Notre Dame College is proud of its Mercy and Marist heritage and takes great care to maintain the spirit of its founders.
‘We stand on the shoulders of giants’
Venerable Catherine McAuley
Catherine McAuley was born in Ireland in 1778. Throughout her life she was deeply aware of the human suffering caused by social, economic and religious persecution. Her faith in the God of Mercy and her commitment to the Good News of Jesus Christ, led her to dedicate herself to serving the poor, sick and uneducated of her time. In 1831 Catherine founded the Congregation of the Sisters of Mercy in Dublin, Ireland.
Today, Sisters of Mercy, inspired by the ideals of Catherine McAuley, work throughout the world for the wellbeing of people in need.
In February 1902, six Sisters of Mercy arrived in Shepparton from Bendigo at the invitation of the Dean Timothy Murphy. They accepted responsibility for the administration of St Brendan’s Parish school and commenced Sacred Heart College.
Saint Marcellin Champagnat
Marcellin Champagnat, a French country priest from near Lyons, was born in 1789. He began the Marist tradition of education in Southern France in 1817. Marist schools, colleges and universities, welfare agencies and young adult projects and communities are found in over seventy countries around the world, their objective being to help young people become ‘good Christians and good citizens’.
The Marist brothers came to Australia in 1872 and now have over fifty schools and a range of other projects for young people.
Marcellin Champagnat was proclaimed a saint of the universal church on 18th April 1999 by Pope John Paul II.
The Marist Brothers commenced St Coleman’s College in Shepparton on July 9th 1951 with 107 students from Grade 5 to Form 3 (Year 9).
Notre Dame College
At the commencement of 1984 Sacred Heart College and St Colman’s College which had worked side by side for over forty years amalgamated to form Notre Dame College.
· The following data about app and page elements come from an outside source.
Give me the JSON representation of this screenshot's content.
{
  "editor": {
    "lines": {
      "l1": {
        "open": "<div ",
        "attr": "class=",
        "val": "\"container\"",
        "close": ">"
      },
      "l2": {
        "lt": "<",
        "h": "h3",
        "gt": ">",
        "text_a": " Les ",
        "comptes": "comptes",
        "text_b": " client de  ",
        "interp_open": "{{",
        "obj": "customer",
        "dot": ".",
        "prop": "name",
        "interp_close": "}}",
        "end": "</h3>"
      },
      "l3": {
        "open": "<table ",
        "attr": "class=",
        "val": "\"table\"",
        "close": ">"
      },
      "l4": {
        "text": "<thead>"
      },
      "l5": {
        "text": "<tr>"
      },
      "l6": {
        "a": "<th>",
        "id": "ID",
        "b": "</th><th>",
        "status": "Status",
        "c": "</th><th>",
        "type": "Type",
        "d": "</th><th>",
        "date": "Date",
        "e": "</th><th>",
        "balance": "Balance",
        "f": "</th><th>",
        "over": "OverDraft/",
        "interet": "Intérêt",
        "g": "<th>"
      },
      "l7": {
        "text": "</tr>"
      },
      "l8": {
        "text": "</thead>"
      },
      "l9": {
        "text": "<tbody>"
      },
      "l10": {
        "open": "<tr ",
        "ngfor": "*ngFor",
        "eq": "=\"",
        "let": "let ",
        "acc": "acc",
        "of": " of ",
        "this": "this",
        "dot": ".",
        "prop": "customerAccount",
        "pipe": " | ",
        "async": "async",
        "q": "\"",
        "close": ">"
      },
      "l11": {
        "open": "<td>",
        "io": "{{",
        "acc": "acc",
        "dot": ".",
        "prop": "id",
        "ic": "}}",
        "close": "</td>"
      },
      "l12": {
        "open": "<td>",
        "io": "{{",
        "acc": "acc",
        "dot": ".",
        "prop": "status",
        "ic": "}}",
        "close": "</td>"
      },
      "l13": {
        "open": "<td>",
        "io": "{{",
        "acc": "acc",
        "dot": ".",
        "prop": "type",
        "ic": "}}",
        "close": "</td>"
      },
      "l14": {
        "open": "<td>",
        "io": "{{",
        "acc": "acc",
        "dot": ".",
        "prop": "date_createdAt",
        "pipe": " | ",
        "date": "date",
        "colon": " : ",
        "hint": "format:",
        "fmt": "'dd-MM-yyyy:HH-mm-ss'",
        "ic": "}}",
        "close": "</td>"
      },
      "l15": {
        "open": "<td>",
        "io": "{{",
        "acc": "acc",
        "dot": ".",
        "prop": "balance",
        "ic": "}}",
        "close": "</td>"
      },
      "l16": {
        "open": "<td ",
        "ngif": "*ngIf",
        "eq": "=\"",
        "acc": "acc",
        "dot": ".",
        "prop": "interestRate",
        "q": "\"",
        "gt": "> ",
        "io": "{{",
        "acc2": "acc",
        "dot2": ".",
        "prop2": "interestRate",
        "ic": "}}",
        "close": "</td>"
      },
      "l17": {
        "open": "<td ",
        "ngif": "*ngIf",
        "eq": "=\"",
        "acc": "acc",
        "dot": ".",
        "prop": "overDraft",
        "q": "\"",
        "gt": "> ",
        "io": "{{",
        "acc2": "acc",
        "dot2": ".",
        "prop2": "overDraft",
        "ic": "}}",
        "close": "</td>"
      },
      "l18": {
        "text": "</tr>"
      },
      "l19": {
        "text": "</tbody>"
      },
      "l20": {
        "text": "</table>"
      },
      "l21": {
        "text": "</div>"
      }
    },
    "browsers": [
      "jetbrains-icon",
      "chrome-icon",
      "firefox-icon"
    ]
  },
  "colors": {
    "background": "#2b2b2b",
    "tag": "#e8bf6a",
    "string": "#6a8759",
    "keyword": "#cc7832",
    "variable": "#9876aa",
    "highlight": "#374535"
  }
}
The new College was given the name of Notre Dame College, a name derived from the French translation of Our Lady, a title used universally by Catholics for Mary, the Mother of God. Since the two religious orders historically involved in the College, the Marist Brothers and the Sisters of Mercy, are both dedicated to Mary, their common tradition is symbolised by this choice of name.